### Extracted material
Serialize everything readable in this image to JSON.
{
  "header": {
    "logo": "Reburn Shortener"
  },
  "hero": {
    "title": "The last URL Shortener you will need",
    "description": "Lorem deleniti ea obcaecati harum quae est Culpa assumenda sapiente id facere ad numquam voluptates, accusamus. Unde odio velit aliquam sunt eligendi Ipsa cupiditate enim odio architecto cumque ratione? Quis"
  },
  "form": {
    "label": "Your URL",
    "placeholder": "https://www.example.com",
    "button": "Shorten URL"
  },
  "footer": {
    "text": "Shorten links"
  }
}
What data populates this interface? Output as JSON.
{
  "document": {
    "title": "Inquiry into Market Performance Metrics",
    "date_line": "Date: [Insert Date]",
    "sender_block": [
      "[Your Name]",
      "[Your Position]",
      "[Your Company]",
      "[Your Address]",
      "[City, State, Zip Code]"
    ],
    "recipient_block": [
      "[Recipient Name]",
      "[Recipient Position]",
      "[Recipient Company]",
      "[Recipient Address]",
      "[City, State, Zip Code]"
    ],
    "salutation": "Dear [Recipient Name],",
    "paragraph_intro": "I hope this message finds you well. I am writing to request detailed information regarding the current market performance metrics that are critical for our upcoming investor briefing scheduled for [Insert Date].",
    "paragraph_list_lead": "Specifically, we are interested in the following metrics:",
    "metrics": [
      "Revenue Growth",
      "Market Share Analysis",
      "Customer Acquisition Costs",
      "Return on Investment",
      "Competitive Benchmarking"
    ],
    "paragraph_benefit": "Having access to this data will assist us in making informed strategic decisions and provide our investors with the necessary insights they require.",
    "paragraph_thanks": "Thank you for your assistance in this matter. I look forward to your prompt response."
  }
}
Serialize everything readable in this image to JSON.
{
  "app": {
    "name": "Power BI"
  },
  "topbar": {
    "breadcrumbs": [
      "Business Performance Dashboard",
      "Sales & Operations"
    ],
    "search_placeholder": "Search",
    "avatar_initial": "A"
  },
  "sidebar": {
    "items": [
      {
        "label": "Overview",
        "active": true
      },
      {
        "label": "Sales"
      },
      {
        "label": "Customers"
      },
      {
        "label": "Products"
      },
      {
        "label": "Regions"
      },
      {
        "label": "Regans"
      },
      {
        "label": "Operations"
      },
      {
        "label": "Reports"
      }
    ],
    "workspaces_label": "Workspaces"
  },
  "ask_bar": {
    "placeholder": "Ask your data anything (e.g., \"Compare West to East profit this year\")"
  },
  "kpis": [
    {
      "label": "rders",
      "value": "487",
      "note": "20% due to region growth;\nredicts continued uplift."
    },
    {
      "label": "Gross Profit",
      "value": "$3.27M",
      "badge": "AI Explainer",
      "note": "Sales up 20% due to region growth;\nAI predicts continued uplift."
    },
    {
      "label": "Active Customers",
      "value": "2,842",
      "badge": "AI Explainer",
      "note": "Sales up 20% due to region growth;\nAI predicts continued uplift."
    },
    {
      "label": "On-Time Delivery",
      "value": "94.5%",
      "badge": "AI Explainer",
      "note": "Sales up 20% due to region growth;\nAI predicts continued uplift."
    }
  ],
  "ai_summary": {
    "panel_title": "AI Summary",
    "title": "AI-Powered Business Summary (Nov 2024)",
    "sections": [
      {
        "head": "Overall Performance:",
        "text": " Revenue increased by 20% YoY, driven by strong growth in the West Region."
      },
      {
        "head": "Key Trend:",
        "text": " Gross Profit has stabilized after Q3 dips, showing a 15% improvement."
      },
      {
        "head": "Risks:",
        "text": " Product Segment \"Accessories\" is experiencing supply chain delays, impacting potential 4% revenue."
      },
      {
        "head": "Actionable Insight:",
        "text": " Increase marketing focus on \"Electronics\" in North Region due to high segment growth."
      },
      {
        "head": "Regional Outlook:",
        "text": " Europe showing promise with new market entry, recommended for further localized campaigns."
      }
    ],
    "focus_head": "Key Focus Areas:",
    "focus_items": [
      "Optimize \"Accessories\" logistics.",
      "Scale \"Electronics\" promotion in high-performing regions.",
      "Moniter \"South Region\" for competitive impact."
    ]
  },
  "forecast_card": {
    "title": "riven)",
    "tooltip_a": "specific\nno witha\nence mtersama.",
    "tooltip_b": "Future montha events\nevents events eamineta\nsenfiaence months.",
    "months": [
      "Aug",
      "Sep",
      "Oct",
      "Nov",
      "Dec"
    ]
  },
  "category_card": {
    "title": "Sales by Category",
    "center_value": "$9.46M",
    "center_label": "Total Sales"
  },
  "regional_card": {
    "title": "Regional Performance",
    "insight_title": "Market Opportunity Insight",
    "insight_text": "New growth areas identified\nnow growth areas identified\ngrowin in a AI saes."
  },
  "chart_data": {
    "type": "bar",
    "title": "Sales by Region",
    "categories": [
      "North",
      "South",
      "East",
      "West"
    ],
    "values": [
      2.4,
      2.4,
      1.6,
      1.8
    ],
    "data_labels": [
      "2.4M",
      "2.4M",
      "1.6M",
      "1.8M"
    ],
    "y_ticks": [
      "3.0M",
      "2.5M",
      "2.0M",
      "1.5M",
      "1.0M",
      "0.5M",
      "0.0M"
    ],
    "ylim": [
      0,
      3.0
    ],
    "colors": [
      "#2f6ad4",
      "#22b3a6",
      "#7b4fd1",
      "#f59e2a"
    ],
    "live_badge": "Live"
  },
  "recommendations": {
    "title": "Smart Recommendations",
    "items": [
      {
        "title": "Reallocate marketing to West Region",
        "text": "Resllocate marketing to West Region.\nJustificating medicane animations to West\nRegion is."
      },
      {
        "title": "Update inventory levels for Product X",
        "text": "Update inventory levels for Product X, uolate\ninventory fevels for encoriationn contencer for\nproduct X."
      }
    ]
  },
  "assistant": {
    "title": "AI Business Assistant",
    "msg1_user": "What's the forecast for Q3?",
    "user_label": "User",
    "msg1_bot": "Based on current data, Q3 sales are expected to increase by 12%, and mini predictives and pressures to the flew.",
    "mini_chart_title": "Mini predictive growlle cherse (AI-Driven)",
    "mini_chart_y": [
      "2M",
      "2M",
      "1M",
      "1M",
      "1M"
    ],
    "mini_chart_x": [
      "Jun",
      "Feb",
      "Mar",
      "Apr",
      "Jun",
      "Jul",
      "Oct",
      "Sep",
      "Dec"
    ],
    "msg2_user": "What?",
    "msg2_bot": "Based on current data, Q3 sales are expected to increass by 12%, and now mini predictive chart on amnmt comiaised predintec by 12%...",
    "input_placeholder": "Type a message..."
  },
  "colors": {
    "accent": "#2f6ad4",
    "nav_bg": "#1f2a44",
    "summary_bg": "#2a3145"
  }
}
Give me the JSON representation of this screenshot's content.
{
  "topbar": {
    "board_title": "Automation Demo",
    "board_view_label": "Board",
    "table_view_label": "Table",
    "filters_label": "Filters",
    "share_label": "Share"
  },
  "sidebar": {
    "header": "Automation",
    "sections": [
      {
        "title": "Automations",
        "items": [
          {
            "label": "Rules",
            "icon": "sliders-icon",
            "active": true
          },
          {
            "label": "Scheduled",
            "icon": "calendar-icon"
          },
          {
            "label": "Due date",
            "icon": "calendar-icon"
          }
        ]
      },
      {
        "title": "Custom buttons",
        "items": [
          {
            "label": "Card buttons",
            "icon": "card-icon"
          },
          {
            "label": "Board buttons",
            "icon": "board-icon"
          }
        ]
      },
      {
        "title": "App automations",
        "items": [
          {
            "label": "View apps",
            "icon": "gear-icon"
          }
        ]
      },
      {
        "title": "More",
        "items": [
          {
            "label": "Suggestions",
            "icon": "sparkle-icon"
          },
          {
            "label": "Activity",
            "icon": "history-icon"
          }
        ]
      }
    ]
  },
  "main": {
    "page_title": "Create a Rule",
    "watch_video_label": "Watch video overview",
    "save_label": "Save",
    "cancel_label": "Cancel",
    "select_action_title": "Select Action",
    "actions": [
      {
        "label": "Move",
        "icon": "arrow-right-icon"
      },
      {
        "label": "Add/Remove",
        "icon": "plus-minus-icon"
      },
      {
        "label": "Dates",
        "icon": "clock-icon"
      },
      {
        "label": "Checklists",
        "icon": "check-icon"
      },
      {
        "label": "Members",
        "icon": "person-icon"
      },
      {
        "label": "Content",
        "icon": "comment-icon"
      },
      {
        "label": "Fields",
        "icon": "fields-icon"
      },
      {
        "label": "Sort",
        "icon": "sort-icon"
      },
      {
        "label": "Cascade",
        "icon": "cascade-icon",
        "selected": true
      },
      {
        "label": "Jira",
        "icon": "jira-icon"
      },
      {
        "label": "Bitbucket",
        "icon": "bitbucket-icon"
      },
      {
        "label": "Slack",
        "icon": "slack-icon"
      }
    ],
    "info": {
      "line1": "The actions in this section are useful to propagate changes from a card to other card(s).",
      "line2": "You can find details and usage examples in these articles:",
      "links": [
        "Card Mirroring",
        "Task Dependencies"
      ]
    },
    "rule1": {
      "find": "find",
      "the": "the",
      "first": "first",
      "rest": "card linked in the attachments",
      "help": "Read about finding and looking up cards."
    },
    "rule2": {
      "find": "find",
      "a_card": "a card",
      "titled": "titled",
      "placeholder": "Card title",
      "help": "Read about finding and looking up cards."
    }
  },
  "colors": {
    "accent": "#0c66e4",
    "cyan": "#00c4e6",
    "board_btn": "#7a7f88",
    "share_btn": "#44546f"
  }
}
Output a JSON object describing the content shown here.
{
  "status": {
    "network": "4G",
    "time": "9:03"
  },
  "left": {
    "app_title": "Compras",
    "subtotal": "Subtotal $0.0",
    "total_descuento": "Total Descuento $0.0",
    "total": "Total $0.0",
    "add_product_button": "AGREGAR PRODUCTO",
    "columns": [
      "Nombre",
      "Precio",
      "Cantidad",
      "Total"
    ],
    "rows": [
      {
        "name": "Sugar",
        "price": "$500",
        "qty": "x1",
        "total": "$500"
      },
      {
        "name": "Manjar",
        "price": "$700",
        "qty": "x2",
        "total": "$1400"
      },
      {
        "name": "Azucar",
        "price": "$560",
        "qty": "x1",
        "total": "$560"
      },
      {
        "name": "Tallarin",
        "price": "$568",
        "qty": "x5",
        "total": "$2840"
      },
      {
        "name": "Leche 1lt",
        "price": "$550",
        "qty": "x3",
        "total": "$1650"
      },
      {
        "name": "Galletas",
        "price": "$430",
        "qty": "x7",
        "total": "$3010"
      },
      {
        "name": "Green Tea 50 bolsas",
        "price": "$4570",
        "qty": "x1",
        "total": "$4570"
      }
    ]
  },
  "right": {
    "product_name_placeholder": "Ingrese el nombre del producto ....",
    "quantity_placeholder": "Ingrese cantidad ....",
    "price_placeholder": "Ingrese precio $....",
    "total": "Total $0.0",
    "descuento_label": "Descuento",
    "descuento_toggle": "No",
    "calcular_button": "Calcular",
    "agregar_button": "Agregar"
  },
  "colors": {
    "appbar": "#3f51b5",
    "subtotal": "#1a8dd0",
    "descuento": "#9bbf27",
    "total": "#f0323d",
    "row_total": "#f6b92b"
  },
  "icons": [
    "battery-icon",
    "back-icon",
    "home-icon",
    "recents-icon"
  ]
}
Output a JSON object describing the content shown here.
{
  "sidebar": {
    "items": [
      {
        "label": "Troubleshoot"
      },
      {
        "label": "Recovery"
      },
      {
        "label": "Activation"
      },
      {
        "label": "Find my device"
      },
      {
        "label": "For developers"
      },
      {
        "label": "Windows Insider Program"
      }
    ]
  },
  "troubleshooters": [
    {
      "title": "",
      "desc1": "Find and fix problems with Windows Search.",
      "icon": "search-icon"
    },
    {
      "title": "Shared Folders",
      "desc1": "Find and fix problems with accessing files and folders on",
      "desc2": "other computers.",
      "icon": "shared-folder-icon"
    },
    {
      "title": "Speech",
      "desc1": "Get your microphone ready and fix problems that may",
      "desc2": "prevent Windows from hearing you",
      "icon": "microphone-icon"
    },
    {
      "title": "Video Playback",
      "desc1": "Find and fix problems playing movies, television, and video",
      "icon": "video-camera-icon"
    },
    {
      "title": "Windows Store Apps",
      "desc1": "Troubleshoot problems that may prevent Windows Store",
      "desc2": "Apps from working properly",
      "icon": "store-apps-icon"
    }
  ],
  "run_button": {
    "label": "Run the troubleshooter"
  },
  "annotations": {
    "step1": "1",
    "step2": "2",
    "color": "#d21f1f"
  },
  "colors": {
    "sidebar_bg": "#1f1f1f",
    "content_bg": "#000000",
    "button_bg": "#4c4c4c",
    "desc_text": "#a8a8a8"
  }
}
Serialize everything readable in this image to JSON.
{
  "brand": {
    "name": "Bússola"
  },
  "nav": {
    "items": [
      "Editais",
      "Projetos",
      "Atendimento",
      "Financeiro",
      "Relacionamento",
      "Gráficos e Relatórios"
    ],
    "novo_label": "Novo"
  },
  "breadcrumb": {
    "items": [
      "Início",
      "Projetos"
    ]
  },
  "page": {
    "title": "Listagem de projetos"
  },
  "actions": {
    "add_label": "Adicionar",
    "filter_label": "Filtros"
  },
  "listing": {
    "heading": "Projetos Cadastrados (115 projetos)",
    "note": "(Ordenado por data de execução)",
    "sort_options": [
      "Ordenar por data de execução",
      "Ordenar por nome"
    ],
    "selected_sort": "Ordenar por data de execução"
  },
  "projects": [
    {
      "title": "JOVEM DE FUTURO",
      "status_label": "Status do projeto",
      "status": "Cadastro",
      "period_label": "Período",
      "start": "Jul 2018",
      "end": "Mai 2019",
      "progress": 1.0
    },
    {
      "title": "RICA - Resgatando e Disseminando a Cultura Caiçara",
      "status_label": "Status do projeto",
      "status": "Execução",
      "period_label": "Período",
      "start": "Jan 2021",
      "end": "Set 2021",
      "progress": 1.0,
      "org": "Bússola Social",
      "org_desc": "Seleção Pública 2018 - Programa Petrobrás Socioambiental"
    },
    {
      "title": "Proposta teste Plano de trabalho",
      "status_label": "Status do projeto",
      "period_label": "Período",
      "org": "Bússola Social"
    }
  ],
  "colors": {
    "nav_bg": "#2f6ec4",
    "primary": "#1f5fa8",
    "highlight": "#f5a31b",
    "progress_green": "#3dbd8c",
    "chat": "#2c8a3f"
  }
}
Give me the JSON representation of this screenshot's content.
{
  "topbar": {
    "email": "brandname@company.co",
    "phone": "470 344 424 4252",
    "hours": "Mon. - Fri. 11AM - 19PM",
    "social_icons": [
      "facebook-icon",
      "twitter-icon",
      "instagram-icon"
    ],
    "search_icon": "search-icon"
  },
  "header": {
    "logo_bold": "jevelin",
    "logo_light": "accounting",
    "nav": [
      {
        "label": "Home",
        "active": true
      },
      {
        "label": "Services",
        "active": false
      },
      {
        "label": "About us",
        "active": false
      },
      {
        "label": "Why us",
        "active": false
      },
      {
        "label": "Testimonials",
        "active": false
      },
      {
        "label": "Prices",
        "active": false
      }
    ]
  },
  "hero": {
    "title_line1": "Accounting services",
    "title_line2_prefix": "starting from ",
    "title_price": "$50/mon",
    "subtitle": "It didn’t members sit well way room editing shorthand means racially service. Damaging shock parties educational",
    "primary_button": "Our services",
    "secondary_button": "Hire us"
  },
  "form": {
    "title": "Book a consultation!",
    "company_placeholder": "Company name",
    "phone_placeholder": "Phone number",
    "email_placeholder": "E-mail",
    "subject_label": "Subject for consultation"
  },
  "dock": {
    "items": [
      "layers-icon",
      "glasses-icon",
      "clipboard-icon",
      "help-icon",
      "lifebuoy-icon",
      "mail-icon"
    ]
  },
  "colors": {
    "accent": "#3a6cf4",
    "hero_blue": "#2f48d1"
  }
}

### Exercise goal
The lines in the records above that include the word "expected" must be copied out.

### Response to the exercise
    "msg1_bot": "Based on current data, Q3 sales are expected to increase by 12%, and mini predictives and pressures to the flew.",
    "msg2_bot": "Based on current data, Q3 sales are expected to increass by 12%, and now mini predictive chart on amnmt comiaised predintec by 12%...",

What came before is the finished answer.